Experts Claim Decentralized Darknet Markets Will Lead To Unstoppable Clones Of Silk Road

Silk Road
Yuri Shebalius / shutterstock

If you ask people what one darknet site they know, the most common answer is Silk Road, the site that opened the world to the possibilities of a “mostly unregulated” marketplace, and led to Ross Ulbricht receiving a life sentence in prison. At the time Silk Road launched and became the bogeyman to law enforcement agencies, the technology that made it possible is what made it successful. It wasn’t on the clearnet, which meant it had to be located using TOR, which meant most people would never see it.

You had to use cryptocurrency, Bitcoin in those days, in order to use it, and you had to have some guts, because whatever you were engaging in was illegal and could result in serious jail time. For a time, all of that made Silk Road work. Clones came and went, but Silk Road was the leader, until the day it wasn’t.

Regardless of whether anyone wants to pin Silk Road going down on Ulbricht, ChronicPain, or anyone involved in site administration, what it can all trace back to is that the market was centralized. Regardless of people arriving there using TOR, or TOR with Tails and another proxy, the market was ultimately located in one place on a central server. When Ulbricht was apprehended, the site was seized and that was it. But what if the site wasn’t hosted on a central server?

Eden Market recently produced a white paper that discusses their role as the the first decentralized darknet market on the blockchain. In it, they not only discuss the importance of using a privacy cryptocurrency like Monero that doesn’t allow for legal entities to perform a blockchain analysis, which means the transaction is actually untraceable, but the need for a decentralized market to have actual privacy and security.

The security isn’t just for the market to keep it from being seized in one motion, but for buyers whose data is hosted on it, and to avoid users becoming the victims of cash-out scams. TradeRoute, Outlaw, Nucleus, Black Bank, Evolution, and Sheep have all pulled this move in the past with no repercussions because with an anonymous centralized market that can vanish in the blink of an eye, who do you punish?
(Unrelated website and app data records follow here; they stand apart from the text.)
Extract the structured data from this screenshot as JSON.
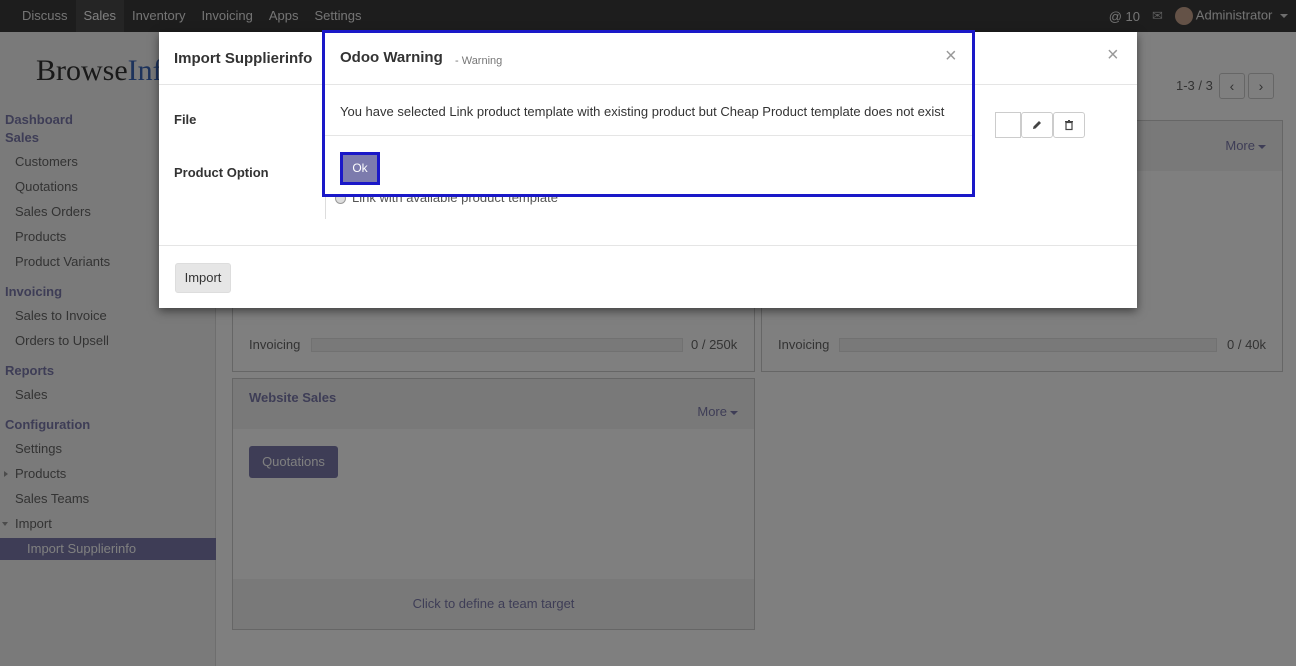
{
  "topbar": {
    "menu": [
      "Discuss",
      "Sales",
      "Inventory",
      "Invoicing",
      "Apps",
      "Settings"
    ],
    "active": "Sales",
    "mentions": "@ 10",
    "user": "Administrator"
  },
  "logo": {
    "part1": "Browse",
    "part2": "Inf"
  },
  "sidebar": {
    "dashboard": "Dashboard",
    "sales_header": "Sales",
    "customers": "Customers",
    "quotations": "Quotations",
    "sales_orders": "Sales Orders",
    "products": "Products",
    "product_variants": "Product Variants",
    "invoicing_header": "Invoicing",
    "sales_to_invoice": "Sales to Invoice",
    "orders_to_upsell": "Orders to Upsell",
    "reports_header": "Reports",
    "reports_sales": "Sales",
    "configuration_header": "Configuration",
    "settings": "Settings",
    "config_products": "Products",
    "sales_teams": "Sales Teams",
    "import": "Import",
    "import_supplierinfo": "Import Supplierinfo"
  },
  "pager": {
    "text": "1-3 / 3",
    "prev": "‹",
    "next": "›"
  },
  "cards": {
    "top_right_more": "More",
    "left_invoicing": "Invoicing",
    "left_invoicing_value": "0 / 250k",
    "left_invoicing_progress": 0,
    "right_invoicing": "Invoicing",
    "right_invoicing_value": "0 / 40k",
    "right_invoicing_progress": 0,
    "website_title": "Website Sales",
    "website_more": "More",
    "website_button": "Quotations",
    "website_footer": "Click to define a team target"
  },
  "import_dialog": {
    "title": "Import Supplierinfo",
    "close": "×",
    "file_label": "File",
    "product_option_label": "Product Option",
    "radio_text": "Link with available product template",
    "import_button": "Import"
  },
  "warning": {
    "title": "Odoo Warning",
    "subtitle": "- Warning",
    "close": "×",
    "message": "You have selected Link product template with existing product but Cheap Product template does not exist",
    "ok": "Ok"
  }
}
The combination of a private cryptocurrency and a decentralized market is as close to unstoppable as a market can currently be. In a sense, it is exactly what Silk Road was supposed to be, something that was passed from one user to another. While it is a victory for those who value privacy above all else, many wonder if privacy is worth having an unstoppable market, darkent or clearnet, that authorities cannot seize, likely cannot crack without an inside helper, that will live on so long as someone has the proper admin credentials to keep it operating. Given the choice between that and the centralized server system most markets operate on currently, it only makes sense that most will opt for the superior decentralized option when the time is right. In that sense, the clones will rise.

The ethical dilemma is if we should have access to decentralized markets where transactions are anonymous. Blockonomi raised the question first, wondering aloud if we should have markets where guns, bombs, and other implements of destruction can be sold.

“This then leads to a number of important ethical questions. On the one hand, using sites like eBay and to facilitate person-to-person trades comes with its own problems. Specifically, these kinds of sites tend to track and sell data about their users, something that privacy advocates would undoubtedly object to. However, a market that allows for the unrestrained sale of dangerous items could be a serious issue. Drugs aside, these markets have also been known to facilitate the sale of firearms and easily concealed knives or other weapons. It is conceivable that terrorists of the future (or even today) could make use of these types of markets in order to buy and sell weapons or other destructive or deadly items.”

While authorities have said if there is ever such a thing as a truly unstoppable darknet market, people would flock to it and the widespread corruption it causes would lead to total chaos, most experts view it quite differently. The existence of such a market in the here and now has not led to widespread global chaos. People that used the markets before continue to for the most part. New people always appear. Old markets are seized, replacements spawn in their place. The estimated amount of money going into darknet markets remains fairly static.

Blockonmi compares it to the arguments that were made when the debates over the legalization of marijuana began. People that used it continued to; people that didn’t want to use it didn’t suddenly begin to just because they had the ability to do so legally. In that sense, the darknet and the markets that reside within it have been the same, always present, always open for business, but they’re not bringing in hordes of new customers just because they are there.